At Logical Clocks, we have leveraged HopsFS’ capabilities to build the industry’s first feature store for machine learning (Hopsworks Feature Store). The Hopsworks Feature Store is built on Hops Hive and customized metadata extensions to HopsFS, ensuring strong consistency between the offline Feature Store, the online Feature Store (NDB Cluster), and data files in HopsFS.

We compared the performance of EMRFS instead of S3 with HopsFS, as EMRFS provides stronger guarantees than S3 for consisting listing of files and consistent read-after-updates for objects. EMRFS uses DynamoDB to store a partial replica of S3’s metadata (such as what files/directories are found in a given directory), enabling faster listing of files/dirs compared to S3 and stronger consistency (consistent file listings and consistent read-after-update, although no atomic rename) .

Here are some selected results from our peer-reviewed research paper accepted for publication at ACM/IFIP Middleware 2020. The paper includes more results than shown below, and for writes, HopsFS is on-average about 90% of the performance of EMRFS - as HopsFS has the overhead of first writing to workers who then write to S3.  HopsFS has a global worker cache (if the block is cached at any worker, clients will retrieve the data directly from the worker)  for faster reads and the HopsFS’ metadata layer is built on NDB cluster for faster metadata operations.

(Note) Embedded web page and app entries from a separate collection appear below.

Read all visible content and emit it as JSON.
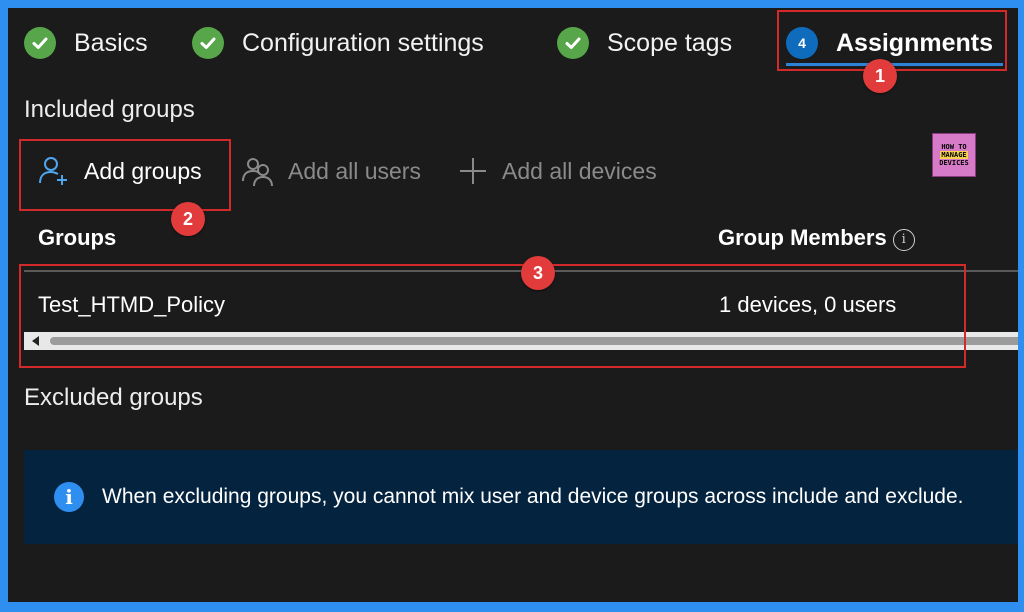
{
  "tabs": [
    {
      "label": "Basics",
      "state": "complete"
    },
    {
      "label": "Configuration settings",
      "state": "complete"
    },
    {
      "label": "Scope tags",
      "state": "complete"
    },
    {
      "label": "Assignments",
      "number": "4",
      "state": "active"
    }
  ],
  "included": {
    "title": "Included groups",
    "toolbar": {
      "add_groups": "Add groups",
      "add_all_users": "Add all users",
      "add_all_devices": "Add all devices"
    },
    "columns": {
      "groups": "Groups",
      "members": "Group Members",
      "members_info_glyph": "i"
    },
    "rows": [
      {
        "group": "Test_HTMD_Policy",
        "members": "1 devices, 0 users"
      }
    ]
  },
  "excluded": {
    "title": "Excluded groups",
    "info_glyph": "i",
    "info_text": "When excluding groups, you cannot mix user and device groups across include and exclude."
  },
  "callouts": [
    "1",
    "2",
    "3"
  ],
  "logo": {
    "line1": "HOW TO",
    "line2": "MANAGE",
    "line3": "DEVICES"
  },
  "colors": {
    "background": "#1b1b1b",
    "accent": "#2c83d8",
    "complete": "#57a64a",
    "callout": "#d22a2a",
    "info_banner": "#04233f",
    "page_border": "#2f8ff0"
  }
}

*Enhanced DFSIO Benchmark Results with 16 concurrent tasks reading 1GB files. For higher concurrency levels (64 tasks), the performance improvement drops from 3.4X to 1.7X.

**As of November 2020, 3500 ops/sec is the maximum number of PUT/COPY/POST/DELETE per second per S3 prefix, while the maximum number of GET/HEAD requests per prefix is 5500 reads/sec. You can increase throughput in S3 by reading/writing in parallel to different prefixes, but this will probably require rewriting your application code and increasing the risk of bugs. For HopsFS (without S3), we showed that it can reach 1.6m metadata ops/sec across 3 availability zones. 

In our paper published at ICDCS, we measured the throughput of HopsFS when deployed in HA mode over 3 availability zones. Using a workload from Spotify, we compared the performance with CephFS. HopsFS (1.6M ops/sec) reaches 2X the throughput of CephFS (800K ops/sec) when both are deployed in full HA mode. CephFS, however, does not currently support storing its data in S3 buckets.

HopsFS is available as open-source (Apache V2). However, cloud-native HopsFS is currently only available as part of the hopsworks.ai platform. Hopsworks.ai is a platform for the design and operation of AI applications at scale with support for scalable compute in the form of Spark, Flink, TensorFlow, etc (comparable to Databricks or AWS EMR). You can also connect Hopsworks.ai to a Kubernetes cluster and launch jobs on Kubernetes that can read/write from HopsFS. You connect your cluster to a S3 bucket in your AWS account or on Azure to a Azure Blob Storage bucket. You can dynamically add/remove workers to/from your cluster, and the workers act as part of the HopsFS cluster - using minimal resources, but reading/writing to/from S3 or ABS on behalf of clients, providing access control, and caching blocks for faster retrieval.